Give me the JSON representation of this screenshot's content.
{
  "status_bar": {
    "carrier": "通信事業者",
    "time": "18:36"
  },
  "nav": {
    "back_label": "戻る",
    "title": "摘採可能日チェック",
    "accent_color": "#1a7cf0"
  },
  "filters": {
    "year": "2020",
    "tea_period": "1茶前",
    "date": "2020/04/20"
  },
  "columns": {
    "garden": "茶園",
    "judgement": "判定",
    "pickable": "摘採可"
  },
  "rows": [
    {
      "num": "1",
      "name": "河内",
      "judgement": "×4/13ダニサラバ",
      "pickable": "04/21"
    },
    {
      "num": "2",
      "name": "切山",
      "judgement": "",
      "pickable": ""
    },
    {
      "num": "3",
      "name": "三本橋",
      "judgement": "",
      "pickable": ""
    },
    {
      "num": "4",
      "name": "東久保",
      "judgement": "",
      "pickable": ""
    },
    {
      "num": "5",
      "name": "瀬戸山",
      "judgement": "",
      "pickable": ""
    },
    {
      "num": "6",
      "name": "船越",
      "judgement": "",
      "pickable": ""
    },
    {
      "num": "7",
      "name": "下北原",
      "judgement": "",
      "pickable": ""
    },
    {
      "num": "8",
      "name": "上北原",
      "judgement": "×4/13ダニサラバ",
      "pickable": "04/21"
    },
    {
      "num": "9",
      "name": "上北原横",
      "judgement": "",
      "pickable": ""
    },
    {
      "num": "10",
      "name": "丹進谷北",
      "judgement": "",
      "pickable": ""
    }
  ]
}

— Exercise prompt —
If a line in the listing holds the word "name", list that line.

— Completed exercise —
      "name": "河内",
      "name": "切山",
      "name": "三本橋",
      "name": "東久保",
      "name": "瀬戸山",
      "name": "船越",
      "name": "下北原",
      "name": "上北原",
      "name": "上北原横",
      "name": "丹進谷北",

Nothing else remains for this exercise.